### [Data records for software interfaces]
-*-*-

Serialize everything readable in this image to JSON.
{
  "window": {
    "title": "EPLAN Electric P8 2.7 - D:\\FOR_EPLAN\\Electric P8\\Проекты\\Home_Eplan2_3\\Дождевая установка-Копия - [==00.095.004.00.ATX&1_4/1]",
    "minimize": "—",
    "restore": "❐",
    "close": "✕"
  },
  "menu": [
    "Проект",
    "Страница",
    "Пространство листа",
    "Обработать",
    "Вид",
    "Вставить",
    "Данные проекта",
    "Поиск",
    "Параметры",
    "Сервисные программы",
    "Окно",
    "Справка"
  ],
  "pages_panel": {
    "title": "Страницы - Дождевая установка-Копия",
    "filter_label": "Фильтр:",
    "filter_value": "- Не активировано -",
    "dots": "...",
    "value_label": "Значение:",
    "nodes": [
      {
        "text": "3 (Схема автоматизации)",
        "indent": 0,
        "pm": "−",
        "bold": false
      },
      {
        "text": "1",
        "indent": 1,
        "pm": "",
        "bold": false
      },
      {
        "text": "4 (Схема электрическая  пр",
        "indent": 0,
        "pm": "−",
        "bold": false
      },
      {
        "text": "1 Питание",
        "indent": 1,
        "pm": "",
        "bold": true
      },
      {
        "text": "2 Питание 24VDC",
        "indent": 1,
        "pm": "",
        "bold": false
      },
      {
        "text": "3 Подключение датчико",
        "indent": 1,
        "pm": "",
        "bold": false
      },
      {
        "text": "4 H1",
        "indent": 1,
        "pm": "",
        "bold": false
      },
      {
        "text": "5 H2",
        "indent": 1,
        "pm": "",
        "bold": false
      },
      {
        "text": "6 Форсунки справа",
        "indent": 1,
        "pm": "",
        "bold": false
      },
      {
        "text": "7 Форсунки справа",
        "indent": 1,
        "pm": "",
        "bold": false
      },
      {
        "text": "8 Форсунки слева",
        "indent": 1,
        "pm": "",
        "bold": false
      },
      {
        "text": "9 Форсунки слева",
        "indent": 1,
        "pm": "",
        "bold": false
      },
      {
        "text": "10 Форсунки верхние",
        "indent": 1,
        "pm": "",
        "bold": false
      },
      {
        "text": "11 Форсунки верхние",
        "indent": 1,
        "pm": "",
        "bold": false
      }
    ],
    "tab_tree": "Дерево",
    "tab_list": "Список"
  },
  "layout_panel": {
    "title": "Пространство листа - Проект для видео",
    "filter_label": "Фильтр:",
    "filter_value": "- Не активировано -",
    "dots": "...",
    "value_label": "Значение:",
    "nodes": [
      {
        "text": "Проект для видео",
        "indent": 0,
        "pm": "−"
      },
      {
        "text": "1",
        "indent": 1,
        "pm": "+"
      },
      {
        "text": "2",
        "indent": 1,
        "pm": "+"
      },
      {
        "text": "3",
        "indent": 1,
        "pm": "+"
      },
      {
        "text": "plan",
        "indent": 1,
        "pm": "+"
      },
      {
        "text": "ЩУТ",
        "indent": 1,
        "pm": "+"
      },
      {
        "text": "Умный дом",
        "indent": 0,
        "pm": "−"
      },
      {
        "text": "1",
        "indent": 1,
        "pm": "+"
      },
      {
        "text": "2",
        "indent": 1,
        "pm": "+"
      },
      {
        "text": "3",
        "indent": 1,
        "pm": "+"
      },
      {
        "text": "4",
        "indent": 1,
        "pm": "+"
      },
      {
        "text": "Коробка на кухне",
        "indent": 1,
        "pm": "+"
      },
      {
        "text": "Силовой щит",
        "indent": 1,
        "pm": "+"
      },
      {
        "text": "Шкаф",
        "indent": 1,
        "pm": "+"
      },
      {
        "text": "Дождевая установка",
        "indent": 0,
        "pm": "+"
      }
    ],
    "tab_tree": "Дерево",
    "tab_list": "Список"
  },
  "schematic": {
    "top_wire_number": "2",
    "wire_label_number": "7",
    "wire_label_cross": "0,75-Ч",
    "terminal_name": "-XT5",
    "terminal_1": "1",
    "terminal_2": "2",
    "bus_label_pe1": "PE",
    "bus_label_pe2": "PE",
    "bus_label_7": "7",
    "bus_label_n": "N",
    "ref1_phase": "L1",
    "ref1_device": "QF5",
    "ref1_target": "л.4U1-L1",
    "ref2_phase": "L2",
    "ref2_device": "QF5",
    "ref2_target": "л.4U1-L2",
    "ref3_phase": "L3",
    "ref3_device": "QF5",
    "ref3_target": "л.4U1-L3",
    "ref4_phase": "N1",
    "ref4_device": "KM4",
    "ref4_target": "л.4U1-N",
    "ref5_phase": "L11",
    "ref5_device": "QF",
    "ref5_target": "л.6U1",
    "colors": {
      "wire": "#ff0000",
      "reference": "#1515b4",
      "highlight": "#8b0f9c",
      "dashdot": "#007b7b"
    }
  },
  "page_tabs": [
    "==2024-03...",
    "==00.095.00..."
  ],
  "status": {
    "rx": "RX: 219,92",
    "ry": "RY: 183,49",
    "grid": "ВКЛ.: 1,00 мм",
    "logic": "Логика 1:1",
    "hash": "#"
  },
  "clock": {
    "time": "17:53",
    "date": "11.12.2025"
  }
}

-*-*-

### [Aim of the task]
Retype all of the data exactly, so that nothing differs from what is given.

### [Task result]
Serialize everything readable in this image to JSON.
{
  "window": {
    "title": "EPLAN Electric P8 2.7 - D:\\FOR_EPLAN\\Electric P8\\Проекты\\Home_Eplan2_3\\Дождевая установка-Копия - [==00.095.004.00.ATX&1_4/1]",
    "minimize": "—",
    "restore": "❐",
    "close": "✕"
  },
  "menu": [
    "Проект",
    "Страница",
    "Пространство листа",
    "Обработать",
    "Вид",
    "Вставить",
    "Данные проекта",
    "Поиск",
    "Параметры",
    "Сервисные программы",
    "Окно",
    "Справка"
  ],
  "pages_panel": {
    "title": "Страницы - Дождевая установка-Копия",
    "filter_label": "Фильтр:",
    "filter_value": "- Не активировано -",
    "dots": "...",
    "value_label": "Значение:",
    "nodes": [
      {
        "text": "3 (Схема автоматизации)",
        "indent": 0,
        "pm": "−",
        "bold": false
      },
      {
        "text": "1",
        "indent": 1,
        "pm": "",
        "bold": false
      },
      {
        "text": "4 (Схема электрическая  пр",
        "indent": 0,
        "pm": "−",
        "bold": false
      },
      {
        "text": "1 Питание",
        "indent": 1,
        "pm": "",
        "bold": true
      },
      {
        "text": "2 Питание 24VDC",
        "indent": 1,
        "pm": "",
        "bold": false
      },
      {
        "text": "3 Подключение датчико",
        "indent": 1,
        "pm": "",
        "bold": false
      },
      {
        "text": "4 H1",
        "indent": 1,
        "pm": "",
        "bold": false
      },
      {
        "text": "5 H2",
        "indent": 1,
        "pm": "",
        "bold": false
      },
      {
        "text": "6 Форсунки справа",
        "indent": 1,
        "pm": "",
        "bold": false
      },
      {
        "text": "7 Форсунки справа",
        "indent": 1,
        "pm": "",
        "bold": false
      },
      {
        "text": "8 Форсунки слева",
        "indent": 1,
        "pm": "",
        "bold": false
      },
      {
        "text": "9 Форсунки слева",
        "indent": 1,
        "pm": "",
        "bold": false
      },
      {
        "text": "10 Форсунки верхние",
        "indent": 1,
        "pm": "",
        "bold": false
      },
      {
        "text": "11 Форсунки верхние",
        "indent": 1,
        "pm": "",
        "bold": false
      }
    ],
    "tab_tree": "Дерево",
    "tab_list": "Список"
  },
  "layout_panel": {
    "title": "Пространство листа - Проект для видео",
    "filter_label": "Фильтр:",
    "filter_value": "- Не активировано -",
    "dots": "...",
    "value_label": "Значение:",
    "nodes": [
      {
        "text": "Проект для видео",
        "indent": 0,
        "pm": "−"
      },
      {
        "text": "1",
        "indent": 1,
        "pm": "+"
      },
      {
        "text": "2",
        "indent": 1,
        "pm": "+"
      },
      {
        "text": "3",
        "indent": 1,
        "pm": "+"
      },
      {
        "text": "plan",
        "indent": 1,
        "pm": "+"
      },
      {
        "text": "ЩУТ",
        "indent": 1,
        "pm": "+"
      },
      {
        "text": "Умный дом",
        "indent": 0,
        "pm": "−"
      },
      {
        "text": "1",
        "indent": 1,
        "pm": "+"
      },
      {
        "text": "2",
        "indent": 1,
        "pm": "+"
      },
      {
        "text": "3",
        "indent": 1,
        "pm": "+"
      },
      {
        "text": "4",
        "indent": 1,
        "pm": "+"
      },
      {
        "text": "Коробка на кухне",
        "indent": 1,
        "pm": "+"
      },
      {
        "text": "Силовой щит",
        "indent": 1,
        "pm": "+"
      },
      {
        "text": "Шкаф",
        "indent": 1,
        "pm": "+"
      },
      {
        "text": "Дождевая установка",
        "indent": 0,
        "pm": "+"
      }
    ],
    "tab_tree": "Дерево",
    "tab_list": "Список"
  },
  "schematic": {
    "top_wire_number": "2",
    "wire_label_number": "7",
    "wire_label_cross": "0,75-Ч",
    "terminal_name": "-XT5",
    "terminal_1": "1",
    "terminal_2": "2",
    "bus_label_pe1": "PE",
    "bus_label_pe2": "PE",
    "bus_label_7": "7",
    "bus_label_n": "N",
    "ref1_phase": "L1",
    "ref1_device": "QF5",
    "ref1_target": "л.4U1-L1",
    "ref2_phase": "L2",
    "ref2_device": "QF5",
    "ref2_target": "л.4U1-L2",
    "ref3_phase": "L3",
    "ref3_device": "QF5",
    "ref3_target": "л.4U1-L3",
    "ref4_phase": "N1",
    "ref4_device": "KM4",
    "ref4_target": "л.4U1-N",
    "ref5_phase": "L11",
    "ref5_device": "QF",
    "ref5_target": "л.6U1",
    "colors": {
      "wire": "#ff0000",
      "reference": "#1515b4",
      "highlight": "#8b0f9c",
      "dashdot": "#007b7b"
    }
  },
  "page_tabs": [
    "==2024-03...",
    "==00.095.00..."
  ],
  "status": {
    "rx": "RX: 219,92",
    "ry": "RY: 183,49",
    "grid": "ВКЛ.: 1,00 мм",
    "logic": "Логика 1:1",
    "hash": "#"
  },
  "clock": {
    "time": "17:53",
    "date": "11.12.2025"
  }
}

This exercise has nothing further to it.